For dinner, I wanted soondubu. What else is new? So I ended up literally just looking up a soondubu spot nearby in Myeongdong, and ended up in some hole in wall (read: basement) tofu house aptly named Myeongdong Soondubu (very SEO-friendly) where we were the only non koreans, the menu was posted up with pictures on the wall, and I was very happy with this meal choice. 

day three



240 Itaewon-ro, Yongsan-gu, Seoul


Another morning, another coffee. This time we went from chain store to third wave in the most aesthetic way. I can’t remember how I found Anthracite, but I think it is safe to assume it was probably sitting in one of the saved folders in my Instagram. The coffee was solid, but the food selection lacking (it seems Korea is more serious about the coffee compared to Taiwan who for better or worse gives you an entire buffet and more any chance it gets). So we walked along to Passion5, which was a pastry girl’s (me) fever dream come true. Beautiful cakes glistening like jewels on display, ample selections of breads, categorized sections of pastries and sweets. 
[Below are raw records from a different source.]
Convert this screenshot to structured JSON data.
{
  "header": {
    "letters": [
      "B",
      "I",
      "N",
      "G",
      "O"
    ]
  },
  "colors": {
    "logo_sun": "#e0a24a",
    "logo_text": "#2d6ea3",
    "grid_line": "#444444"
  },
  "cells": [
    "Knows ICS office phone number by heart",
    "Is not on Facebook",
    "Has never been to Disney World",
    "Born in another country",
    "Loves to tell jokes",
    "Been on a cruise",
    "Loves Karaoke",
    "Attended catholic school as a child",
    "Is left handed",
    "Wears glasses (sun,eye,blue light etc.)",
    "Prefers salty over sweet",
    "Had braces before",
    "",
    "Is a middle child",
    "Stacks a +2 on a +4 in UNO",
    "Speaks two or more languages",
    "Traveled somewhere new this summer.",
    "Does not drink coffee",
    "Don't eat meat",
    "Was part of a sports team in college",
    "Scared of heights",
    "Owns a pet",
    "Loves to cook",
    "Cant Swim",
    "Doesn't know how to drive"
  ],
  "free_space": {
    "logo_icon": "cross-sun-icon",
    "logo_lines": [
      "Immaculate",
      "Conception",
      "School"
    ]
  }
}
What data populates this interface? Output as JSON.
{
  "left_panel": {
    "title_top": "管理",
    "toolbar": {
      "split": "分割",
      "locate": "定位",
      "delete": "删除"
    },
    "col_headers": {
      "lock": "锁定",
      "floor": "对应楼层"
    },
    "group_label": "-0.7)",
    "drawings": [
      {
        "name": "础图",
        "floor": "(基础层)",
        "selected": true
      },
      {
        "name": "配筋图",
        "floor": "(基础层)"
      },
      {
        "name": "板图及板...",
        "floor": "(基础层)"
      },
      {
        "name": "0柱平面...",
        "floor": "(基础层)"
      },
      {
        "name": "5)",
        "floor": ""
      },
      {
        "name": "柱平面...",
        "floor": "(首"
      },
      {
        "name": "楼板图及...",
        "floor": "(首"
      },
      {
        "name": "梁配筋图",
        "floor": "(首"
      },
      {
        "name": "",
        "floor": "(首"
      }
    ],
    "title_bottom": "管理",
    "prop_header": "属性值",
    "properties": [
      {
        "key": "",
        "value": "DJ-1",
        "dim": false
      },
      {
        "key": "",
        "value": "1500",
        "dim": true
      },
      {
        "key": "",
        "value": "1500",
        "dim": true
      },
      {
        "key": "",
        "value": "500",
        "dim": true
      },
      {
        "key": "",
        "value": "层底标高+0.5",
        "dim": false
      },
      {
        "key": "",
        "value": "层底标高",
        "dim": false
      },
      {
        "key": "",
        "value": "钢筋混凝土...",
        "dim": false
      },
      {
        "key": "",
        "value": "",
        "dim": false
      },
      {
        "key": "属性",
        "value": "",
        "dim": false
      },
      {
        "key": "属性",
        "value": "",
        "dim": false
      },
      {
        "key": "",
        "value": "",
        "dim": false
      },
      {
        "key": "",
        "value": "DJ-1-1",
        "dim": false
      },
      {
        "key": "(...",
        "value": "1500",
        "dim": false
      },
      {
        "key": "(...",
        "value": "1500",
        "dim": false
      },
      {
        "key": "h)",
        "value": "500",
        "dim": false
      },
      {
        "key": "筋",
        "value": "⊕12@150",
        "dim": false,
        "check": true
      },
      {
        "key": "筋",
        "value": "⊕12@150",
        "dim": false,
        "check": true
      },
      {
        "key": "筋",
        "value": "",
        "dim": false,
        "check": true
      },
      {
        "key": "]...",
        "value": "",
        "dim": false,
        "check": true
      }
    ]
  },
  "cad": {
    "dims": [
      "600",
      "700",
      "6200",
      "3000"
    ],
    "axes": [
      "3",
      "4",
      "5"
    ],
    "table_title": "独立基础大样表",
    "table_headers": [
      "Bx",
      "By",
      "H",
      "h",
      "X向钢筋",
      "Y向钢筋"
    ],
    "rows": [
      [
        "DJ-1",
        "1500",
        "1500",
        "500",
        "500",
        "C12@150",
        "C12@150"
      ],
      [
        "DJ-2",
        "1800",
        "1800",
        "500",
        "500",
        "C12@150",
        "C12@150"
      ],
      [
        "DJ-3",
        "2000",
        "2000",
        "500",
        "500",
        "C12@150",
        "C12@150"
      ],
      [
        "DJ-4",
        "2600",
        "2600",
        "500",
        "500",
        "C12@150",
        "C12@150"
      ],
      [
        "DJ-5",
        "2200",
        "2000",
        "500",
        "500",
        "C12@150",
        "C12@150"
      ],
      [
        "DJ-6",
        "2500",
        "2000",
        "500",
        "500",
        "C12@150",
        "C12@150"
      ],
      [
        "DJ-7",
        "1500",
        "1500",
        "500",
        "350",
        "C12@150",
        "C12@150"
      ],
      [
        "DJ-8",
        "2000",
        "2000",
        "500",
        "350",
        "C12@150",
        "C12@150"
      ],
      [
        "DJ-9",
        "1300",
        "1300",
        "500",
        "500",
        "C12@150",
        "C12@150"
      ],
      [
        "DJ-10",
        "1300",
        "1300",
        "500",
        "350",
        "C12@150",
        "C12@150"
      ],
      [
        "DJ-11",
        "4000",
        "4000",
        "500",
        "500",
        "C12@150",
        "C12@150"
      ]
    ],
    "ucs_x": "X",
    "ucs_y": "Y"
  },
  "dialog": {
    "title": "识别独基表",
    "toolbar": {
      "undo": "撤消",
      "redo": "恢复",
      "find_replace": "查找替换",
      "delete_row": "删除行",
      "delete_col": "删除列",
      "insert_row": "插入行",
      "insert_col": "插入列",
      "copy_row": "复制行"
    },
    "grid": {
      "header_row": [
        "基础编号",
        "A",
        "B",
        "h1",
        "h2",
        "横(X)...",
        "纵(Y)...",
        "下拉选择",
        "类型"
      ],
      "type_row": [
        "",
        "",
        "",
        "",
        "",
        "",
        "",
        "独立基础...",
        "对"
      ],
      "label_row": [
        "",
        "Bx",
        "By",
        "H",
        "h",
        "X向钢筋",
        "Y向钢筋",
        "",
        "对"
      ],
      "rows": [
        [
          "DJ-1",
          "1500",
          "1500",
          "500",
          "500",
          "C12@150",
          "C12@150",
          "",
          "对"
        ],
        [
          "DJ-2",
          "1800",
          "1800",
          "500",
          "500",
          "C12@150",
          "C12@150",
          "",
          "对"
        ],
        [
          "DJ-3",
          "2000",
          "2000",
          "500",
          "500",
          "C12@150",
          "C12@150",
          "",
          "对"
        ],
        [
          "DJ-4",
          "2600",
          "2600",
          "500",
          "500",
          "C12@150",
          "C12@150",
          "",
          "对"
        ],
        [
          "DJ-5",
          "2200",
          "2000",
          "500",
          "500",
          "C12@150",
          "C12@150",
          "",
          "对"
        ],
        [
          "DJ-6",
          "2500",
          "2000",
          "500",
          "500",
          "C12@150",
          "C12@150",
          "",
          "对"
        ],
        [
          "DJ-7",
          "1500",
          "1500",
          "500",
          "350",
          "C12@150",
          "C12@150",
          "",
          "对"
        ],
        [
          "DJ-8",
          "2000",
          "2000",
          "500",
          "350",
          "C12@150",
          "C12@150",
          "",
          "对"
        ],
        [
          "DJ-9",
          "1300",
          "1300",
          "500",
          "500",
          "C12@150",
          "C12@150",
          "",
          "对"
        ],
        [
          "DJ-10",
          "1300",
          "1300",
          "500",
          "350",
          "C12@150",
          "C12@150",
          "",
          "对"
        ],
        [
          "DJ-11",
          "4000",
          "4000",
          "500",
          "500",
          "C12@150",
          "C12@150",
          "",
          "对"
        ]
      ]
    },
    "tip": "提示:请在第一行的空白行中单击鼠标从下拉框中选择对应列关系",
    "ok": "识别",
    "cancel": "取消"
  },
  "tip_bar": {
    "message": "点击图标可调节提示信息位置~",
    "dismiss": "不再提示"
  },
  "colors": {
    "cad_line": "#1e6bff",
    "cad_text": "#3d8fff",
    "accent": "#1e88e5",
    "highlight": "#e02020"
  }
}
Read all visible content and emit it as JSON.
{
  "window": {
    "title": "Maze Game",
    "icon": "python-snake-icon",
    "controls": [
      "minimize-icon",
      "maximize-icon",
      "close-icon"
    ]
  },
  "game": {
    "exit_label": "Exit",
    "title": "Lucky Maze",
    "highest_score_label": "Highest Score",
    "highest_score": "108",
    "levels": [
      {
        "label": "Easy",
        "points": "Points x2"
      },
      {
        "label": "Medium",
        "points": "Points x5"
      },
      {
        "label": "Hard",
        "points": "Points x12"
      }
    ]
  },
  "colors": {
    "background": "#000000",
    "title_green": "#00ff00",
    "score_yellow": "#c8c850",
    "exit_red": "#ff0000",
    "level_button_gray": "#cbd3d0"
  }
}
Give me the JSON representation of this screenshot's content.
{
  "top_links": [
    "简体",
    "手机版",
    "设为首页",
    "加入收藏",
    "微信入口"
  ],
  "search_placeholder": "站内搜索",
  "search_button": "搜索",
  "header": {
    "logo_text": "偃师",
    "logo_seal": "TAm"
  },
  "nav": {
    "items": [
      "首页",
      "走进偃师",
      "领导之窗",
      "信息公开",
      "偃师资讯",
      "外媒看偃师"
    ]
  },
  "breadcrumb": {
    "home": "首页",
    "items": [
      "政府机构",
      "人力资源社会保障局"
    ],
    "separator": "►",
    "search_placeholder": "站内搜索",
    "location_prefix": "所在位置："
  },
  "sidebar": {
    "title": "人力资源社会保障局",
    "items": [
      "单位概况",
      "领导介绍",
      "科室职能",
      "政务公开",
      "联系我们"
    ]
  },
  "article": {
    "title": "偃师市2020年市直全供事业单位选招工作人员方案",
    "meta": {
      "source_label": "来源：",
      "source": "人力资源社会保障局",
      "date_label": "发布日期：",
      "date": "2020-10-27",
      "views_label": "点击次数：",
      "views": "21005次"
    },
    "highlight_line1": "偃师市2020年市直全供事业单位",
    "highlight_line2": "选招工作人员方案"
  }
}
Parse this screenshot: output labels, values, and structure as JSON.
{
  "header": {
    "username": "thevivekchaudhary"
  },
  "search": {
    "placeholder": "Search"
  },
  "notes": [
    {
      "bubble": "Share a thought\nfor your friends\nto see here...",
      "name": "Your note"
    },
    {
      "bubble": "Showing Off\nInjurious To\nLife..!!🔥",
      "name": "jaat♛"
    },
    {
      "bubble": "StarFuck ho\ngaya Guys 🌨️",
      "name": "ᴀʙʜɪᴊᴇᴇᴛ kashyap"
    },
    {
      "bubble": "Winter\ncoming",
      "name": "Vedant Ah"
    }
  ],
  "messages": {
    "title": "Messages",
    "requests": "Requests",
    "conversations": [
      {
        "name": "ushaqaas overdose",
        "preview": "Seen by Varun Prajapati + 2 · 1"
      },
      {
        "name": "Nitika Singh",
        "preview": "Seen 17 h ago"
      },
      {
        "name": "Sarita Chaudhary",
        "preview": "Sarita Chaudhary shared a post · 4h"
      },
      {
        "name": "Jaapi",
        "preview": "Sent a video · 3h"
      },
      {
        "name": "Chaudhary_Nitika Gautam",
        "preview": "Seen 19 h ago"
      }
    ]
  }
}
After hitting Dongdaemun Design Plaza for the aesthetics (and crashing fashion week lol), we followed my mom’s friend’s recommendation and detoured into the local side streets (read: wholesale fabric market mixed with traditional open food market) and ended up in a surprisingly touristy spot (considering its obscured alley address) specializing in chicken soup.

And man was this an experience. Imagine hot pot except they bring a whole raw chicken to your table and then cut it up with kitchen shears (we are in Korea after all), give you a plate of ddeuk and self serve ecoutrements to round out a delightfully unsophisticated meal.


After lunch, we went down to Gangnam for some shopping. And while decision paralysis could have stricken me with all the pretty cafés in the neighborhood, the objective was luxury and so we walked over to Maison Hermes and got bougie afternoon tea.

It was surprisingly not overpriced (at least for US standards) and a decent amount of food. Not too special, mostly there for the expensive feeling atmosphere and designer tea cups (lol).


And since we successfully ruined dinner, we finished off wandering more department stores, eating McDonalds (mom loves McD’s) and then picking up obligatory fried chicken and soju (and convenience store haul) for a late night meal. 

day four


The next morning, we got breakfast at a cafe near the Airbnb and did some final shopping in the supermarket (Asian style supermarket where it’s like Costco and Target had a baby and then had a mall growing out of it).

Suitcases filled with a whole lot of snacks and face masks, it was back to Taipei. One last snack in the airport lounge (petition to have all airport lounges serve build-your-own bibimbaps – it is truly a superior airport food), and it was back to, well, more delicious food in Taiwan. 

see also